But if the patient is thus absolved from his sins by reason of his inward sorrow for the same, what further need is there of Extreme Unction or of Holy Communion, assuming that the latter can be given without risk of irreverence or inconvenience? Is it not true that a soul freed from sin is in a right condition to enter Paradise? Not necessarily. A father may forgive the theft committed by his son, because the latter is sorry for the act. But if there is in the youth a tendency to peculate and to deceive, his sorrow will not be a sufficient reason for the father to admit him to his business confidence or to a share in his financial responsibilities until he has tried him by a method of sustained correction calculated to eliminate the vicious inclination. Similarly, the forgiveness of sins as an explicit result of a penitent disposition, through sacramental absolution, does not take away the habit of evil inclination to sin for which man may be directly responsible on account of his former acts or neglects. Whilst this inclination to evil, which life and religion were given him that he might root out by penance and prayer, still clings to his soul, it unfits him' for heaven. 

Now the Sacrament of Extreme Unction supplies a special grace of strength to the soul by which this tendency is weakened or eliminated. It acts in virtue of the merits of Christ, or, as theologians say, ex opere operato. But it is rendered additionally efficacious according to the disposition of the one who receives it with devout consciousness or with a longing to be entirely free from all that can separate the soul from God's love. 

In this way we see that Extreme Unction blots out the remnant of sin which remains after sacramental absolution ; that is to say, those sins which have not been sufficiently and explicitly recognized or confessed, and also those habits and inclinations to sin which, whilst not actualized, are yet virtually committed by the acquiescence of the soul's inclination. The patient, then, who is unconscious and who therefore may or may not be able to profit by the conditional absolution which the priest gives him before administering Extreme Unction, receives in the latter sacrament a secret grace which, through the merits of Christ and by His institution, supplies the soul with a secret strength, enabling it either inwardly or outwardly to elicit both sorrow for actual sin and a sustained aversion to sin as the primary obstacle to the true happiness in God for which the soul was created. The frequently noticed revival of vital strength and consciousness on the part of the patient which accompanies the administration of this sacrament, is more easily understood if we remember this principal object of the institution of Extreme Unction. The patient gets a new respite during which he may render more efficacious the hidden grace conveyed to him in the sacred Unction, and make use of the virtue instilled so that he may deliberately renounce all tendency to. sin and attest his preference for things eternal to those that satisfied his sinful in clinations before.

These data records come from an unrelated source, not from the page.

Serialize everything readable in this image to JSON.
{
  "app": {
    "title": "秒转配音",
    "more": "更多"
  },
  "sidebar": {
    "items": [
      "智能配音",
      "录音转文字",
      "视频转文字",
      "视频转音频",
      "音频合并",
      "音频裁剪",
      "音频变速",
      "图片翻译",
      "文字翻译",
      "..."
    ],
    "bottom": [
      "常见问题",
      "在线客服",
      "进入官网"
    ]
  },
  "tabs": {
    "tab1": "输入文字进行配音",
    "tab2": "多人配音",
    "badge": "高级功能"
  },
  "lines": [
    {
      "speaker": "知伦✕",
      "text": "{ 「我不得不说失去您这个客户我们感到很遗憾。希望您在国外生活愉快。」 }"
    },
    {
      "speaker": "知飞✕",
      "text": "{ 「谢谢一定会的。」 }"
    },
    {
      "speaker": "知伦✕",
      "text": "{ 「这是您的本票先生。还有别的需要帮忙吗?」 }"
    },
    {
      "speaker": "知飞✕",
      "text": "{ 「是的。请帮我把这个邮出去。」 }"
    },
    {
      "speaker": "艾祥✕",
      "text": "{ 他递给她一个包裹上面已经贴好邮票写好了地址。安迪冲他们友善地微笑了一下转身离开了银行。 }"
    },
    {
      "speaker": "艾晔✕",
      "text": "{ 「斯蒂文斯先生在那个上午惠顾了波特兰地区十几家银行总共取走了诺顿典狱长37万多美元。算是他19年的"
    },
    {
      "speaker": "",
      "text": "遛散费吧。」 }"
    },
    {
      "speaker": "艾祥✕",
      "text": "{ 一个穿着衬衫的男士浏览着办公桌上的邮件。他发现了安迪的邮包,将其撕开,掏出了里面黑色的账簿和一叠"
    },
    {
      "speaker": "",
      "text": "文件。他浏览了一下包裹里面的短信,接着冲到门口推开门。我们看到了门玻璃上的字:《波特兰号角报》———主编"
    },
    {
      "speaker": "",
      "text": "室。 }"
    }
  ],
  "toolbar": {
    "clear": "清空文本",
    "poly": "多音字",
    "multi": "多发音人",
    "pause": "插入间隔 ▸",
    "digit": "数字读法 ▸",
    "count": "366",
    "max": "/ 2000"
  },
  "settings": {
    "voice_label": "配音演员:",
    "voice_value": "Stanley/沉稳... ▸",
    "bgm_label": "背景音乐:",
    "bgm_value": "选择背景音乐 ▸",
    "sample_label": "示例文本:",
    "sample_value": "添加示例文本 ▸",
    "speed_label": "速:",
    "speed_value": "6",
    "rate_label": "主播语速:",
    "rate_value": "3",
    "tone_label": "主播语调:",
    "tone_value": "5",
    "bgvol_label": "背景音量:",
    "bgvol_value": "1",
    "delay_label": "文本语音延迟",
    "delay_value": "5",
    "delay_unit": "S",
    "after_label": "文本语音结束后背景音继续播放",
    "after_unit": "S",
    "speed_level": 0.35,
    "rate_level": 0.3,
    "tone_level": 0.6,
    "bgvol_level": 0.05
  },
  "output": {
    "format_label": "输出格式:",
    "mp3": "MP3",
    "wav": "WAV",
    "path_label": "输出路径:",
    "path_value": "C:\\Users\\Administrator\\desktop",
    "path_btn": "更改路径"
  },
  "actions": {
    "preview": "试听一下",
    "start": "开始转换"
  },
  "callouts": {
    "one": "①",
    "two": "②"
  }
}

It is easily understood how the reception of Holy Communion must add to this revival in the soul of the life-giving principle at a time when the physical and moral faculties are weakened by disease, and claim for their better exercise all the sustenance that can be obtained from the spiritual support and physical contact with the Bread of Life, the Real Presence, Christ Jesus in the Blessed Sacrament.